__PROBLEM TO SOLVE__. Please copy each line below that contains the string "角色认证".
####
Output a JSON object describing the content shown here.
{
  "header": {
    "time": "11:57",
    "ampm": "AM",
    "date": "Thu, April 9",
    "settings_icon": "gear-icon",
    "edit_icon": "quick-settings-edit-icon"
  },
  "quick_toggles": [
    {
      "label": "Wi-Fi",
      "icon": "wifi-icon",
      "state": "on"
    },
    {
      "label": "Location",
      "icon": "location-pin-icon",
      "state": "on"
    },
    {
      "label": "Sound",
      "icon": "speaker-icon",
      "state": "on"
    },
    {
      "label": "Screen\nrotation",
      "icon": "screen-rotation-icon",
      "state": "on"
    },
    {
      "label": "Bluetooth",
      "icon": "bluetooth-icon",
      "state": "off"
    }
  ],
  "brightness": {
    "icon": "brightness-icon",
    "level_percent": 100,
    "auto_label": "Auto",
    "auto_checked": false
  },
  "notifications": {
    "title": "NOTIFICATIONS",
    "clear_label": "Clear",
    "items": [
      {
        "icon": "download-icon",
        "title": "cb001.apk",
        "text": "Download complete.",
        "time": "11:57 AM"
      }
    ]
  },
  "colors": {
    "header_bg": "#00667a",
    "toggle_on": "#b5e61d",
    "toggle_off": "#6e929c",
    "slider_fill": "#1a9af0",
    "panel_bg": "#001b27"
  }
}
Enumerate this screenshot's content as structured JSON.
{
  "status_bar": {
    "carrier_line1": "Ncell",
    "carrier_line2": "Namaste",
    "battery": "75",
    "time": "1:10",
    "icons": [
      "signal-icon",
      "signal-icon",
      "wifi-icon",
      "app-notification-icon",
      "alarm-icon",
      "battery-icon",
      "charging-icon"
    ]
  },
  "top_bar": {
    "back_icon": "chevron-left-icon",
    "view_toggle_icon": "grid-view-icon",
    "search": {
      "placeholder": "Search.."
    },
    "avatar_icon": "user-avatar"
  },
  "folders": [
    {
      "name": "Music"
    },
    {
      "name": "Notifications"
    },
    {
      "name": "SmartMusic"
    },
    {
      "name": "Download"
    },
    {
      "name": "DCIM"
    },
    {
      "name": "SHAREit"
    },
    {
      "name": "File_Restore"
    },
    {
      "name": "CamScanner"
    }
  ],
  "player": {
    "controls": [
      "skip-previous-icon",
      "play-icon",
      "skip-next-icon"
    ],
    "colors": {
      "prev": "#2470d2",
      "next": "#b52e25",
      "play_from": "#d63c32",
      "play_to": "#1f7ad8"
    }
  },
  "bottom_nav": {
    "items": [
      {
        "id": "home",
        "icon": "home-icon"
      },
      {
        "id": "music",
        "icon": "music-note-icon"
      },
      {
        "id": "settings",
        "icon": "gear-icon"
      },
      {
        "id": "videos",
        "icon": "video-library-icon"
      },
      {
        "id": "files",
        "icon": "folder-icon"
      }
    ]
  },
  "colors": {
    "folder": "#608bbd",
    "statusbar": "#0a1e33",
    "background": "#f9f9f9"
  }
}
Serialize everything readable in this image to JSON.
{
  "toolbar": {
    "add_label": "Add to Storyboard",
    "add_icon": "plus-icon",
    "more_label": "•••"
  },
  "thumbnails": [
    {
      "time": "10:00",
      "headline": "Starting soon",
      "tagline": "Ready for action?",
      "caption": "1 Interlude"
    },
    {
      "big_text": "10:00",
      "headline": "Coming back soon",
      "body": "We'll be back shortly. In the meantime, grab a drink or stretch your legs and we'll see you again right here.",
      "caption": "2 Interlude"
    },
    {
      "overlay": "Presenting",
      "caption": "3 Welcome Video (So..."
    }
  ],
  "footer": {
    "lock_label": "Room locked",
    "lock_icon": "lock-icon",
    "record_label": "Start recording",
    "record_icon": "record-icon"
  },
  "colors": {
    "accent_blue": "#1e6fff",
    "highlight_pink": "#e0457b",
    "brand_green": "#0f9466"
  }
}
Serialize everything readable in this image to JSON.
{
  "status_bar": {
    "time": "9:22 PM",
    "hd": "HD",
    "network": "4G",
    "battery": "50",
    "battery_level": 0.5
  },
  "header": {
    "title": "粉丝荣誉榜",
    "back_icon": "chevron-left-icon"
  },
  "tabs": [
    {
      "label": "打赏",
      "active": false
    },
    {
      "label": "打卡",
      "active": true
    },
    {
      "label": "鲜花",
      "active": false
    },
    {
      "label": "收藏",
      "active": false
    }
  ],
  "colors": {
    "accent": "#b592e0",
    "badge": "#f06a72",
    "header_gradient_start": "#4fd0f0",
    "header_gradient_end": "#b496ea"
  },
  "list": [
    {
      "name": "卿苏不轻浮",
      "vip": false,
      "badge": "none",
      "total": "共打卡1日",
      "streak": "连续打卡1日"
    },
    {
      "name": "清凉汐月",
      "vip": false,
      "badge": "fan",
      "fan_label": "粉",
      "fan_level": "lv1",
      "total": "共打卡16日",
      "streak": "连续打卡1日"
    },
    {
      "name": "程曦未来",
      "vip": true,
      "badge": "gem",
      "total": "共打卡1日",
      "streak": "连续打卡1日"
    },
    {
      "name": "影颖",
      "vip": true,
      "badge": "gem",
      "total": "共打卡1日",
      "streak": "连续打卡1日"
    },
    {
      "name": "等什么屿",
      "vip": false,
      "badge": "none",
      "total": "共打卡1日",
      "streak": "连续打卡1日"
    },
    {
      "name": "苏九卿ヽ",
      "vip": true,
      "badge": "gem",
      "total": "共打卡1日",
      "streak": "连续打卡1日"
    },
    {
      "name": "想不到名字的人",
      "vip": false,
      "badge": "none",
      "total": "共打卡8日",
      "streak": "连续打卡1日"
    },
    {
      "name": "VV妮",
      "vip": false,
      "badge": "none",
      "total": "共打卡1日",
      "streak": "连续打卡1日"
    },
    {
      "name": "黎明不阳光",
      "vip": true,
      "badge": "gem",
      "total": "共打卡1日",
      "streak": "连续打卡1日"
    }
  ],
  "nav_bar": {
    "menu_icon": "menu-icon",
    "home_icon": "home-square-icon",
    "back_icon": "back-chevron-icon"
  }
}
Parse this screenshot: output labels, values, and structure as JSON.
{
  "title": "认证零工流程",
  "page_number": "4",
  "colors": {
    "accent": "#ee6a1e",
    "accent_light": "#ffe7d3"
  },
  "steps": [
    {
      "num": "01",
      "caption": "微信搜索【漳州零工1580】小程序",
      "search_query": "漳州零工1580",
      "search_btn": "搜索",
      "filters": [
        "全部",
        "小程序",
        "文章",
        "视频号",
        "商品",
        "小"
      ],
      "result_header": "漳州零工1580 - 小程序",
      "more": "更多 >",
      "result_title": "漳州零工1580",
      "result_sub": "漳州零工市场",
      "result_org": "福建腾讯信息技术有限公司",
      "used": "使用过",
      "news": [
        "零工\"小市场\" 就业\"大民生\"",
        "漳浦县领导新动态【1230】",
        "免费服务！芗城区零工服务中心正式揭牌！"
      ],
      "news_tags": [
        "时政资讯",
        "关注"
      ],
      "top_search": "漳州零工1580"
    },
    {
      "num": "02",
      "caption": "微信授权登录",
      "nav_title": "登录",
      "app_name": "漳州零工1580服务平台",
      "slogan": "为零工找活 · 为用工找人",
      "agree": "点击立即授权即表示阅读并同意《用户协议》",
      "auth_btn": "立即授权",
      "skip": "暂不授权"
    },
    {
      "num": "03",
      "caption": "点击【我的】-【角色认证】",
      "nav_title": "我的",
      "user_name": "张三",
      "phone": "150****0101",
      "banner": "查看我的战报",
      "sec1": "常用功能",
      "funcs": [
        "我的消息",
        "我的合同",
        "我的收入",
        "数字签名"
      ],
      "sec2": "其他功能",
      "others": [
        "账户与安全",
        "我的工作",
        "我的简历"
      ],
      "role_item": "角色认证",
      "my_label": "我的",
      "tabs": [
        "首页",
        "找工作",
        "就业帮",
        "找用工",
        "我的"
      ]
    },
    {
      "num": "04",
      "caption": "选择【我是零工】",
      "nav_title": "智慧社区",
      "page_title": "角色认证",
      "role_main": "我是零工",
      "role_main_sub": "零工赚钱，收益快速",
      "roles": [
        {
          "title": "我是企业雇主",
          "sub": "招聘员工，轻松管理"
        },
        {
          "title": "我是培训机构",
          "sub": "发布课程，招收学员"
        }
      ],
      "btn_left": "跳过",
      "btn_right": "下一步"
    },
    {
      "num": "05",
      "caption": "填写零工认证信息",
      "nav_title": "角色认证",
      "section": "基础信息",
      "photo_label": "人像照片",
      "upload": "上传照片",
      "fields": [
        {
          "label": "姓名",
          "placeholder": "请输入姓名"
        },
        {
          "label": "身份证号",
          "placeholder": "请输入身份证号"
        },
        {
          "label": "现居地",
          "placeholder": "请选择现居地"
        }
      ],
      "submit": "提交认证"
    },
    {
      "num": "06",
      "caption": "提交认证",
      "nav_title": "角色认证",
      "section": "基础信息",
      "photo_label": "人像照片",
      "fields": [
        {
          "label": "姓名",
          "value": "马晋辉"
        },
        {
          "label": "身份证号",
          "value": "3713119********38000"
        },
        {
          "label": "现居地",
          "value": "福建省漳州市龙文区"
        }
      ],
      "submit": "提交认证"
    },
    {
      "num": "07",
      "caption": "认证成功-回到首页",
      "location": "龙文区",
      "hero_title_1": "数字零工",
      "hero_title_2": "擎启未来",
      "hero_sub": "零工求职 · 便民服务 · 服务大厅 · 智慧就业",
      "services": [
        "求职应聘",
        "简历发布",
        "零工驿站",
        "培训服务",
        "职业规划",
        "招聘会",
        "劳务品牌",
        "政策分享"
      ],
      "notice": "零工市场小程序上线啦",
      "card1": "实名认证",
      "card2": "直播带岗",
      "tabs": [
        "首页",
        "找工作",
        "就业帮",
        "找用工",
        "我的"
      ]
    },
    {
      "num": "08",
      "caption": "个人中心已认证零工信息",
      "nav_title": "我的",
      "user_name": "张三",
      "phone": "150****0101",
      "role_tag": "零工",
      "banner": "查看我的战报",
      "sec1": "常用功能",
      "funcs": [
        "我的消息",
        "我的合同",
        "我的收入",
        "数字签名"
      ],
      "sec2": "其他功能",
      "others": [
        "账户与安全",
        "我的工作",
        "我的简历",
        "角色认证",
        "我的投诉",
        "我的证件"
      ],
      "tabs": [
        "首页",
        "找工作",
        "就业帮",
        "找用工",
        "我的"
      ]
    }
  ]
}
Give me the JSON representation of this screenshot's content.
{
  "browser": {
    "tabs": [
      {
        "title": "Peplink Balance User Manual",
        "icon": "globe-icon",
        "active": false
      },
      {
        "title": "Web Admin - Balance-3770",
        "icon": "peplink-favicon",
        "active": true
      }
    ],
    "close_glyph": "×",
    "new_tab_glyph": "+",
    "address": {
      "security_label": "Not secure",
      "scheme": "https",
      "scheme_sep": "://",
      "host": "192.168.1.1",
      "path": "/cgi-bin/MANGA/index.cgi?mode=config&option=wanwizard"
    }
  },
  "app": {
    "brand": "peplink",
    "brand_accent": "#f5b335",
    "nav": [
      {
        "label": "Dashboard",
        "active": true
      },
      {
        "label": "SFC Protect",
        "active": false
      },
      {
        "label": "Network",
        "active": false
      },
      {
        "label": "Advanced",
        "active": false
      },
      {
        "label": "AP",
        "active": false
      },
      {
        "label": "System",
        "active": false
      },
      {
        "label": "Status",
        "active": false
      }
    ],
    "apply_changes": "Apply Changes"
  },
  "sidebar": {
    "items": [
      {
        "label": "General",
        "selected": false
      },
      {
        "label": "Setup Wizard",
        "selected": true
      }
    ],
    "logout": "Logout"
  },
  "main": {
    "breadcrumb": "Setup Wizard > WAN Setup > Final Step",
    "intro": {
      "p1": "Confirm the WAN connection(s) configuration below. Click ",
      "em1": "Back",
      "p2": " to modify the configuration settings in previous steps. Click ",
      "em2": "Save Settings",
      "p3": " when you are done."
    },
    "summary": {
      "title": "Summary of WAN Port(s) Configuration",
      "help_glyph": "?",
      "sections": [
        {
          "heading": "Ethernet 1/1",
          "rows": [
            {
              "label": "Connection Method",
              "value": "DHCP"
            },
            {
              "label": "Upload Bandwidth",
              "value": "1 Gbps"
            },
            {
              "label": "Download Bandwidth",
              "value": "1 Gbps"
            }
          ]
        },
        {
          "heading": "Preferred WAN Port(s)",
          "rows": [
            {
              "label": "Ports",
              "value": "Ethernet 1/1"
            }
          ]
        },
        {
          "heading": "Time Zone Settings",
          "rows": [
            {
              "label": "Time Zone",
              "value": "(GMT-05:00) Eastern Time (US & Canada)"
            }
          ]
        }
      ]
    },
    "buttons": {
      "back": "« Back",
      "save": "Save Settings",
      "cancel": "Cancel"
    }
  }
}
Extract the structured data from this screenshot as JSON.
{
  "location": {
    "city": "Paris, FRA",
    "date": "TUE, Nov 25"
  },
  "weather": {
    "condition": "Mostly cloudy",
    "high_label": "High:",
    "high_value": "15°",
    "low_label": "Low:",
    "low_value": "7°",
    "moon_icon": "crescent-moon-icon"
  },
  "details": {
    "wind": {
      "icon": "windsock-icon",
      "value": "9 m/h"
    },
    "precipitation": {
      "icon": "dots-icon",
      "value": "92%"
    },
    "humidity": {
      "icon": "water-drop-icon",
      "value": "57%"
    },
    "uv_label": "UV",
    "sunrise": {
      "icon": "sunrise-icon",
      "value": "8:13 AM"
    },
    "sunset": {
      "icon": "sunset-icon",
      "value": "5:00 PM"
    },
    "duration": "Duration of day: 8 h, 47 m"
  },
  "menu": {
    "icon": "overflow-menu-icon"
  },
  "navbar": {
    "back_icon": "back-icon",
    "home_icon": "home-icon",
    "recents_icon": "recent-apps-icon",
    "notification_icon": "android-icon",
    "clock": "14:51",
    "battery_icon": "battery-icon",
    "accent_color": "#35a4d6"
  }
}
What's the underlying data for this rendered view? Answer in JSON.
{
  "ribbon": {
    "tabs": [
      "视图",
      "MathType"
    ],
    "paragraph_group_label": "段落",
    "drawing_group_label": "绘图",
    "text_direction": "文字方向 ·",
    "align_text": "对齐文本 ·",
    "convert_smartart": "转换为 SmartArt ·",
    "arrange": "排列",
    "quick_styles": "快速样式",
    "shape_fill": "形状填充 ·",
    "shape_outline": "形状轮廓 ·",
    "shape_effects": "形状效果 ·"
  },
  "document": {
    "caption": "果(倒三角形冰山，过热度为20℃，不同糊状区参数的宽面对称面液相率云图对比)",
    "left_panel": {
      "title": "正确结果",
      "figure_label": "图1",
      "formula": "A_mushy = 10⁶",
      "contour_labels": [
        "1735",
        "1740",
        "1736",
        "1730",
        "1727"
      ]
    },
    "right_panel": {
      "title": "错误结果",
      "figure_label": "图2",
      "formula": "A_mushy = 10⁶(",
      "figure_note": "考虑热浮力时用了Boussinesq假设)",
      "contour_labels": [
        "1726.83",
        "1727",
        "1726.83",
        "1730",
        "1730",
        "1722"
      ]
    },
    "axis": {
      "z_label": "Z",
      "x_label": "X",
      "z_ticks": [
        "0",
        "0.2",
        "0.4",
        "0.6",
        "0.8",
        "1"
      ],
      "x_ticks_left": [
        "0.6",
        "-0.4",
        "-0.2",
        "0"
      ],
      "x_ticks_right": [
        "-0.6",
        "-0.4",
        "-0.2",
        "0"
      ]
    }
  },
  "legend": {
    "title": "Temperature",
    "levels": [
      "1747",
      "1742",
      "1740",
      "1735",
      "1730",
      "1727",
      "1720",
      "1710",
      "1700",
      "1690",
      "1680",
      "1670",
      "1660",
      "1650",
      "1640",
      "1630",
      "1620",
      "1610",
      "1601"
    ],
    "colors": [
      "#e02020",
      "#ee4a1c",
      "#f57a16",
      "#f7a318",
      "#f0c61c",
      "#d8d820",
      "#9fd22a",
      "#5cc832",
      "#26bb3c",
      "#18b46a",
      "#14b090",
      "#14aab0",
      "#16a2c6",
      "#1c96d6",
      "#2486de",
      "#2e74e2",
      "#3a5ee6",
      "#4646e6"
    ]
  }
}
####
__EXERCISE OUTPUT__.
      "caption": "点击【我的】-【角色认证】",
      "role_item": "角色认证",
      "page_title": "角色认证",
      "nav_title": "角色认证",
      "nav_title": "角色认证",
        "角色认证",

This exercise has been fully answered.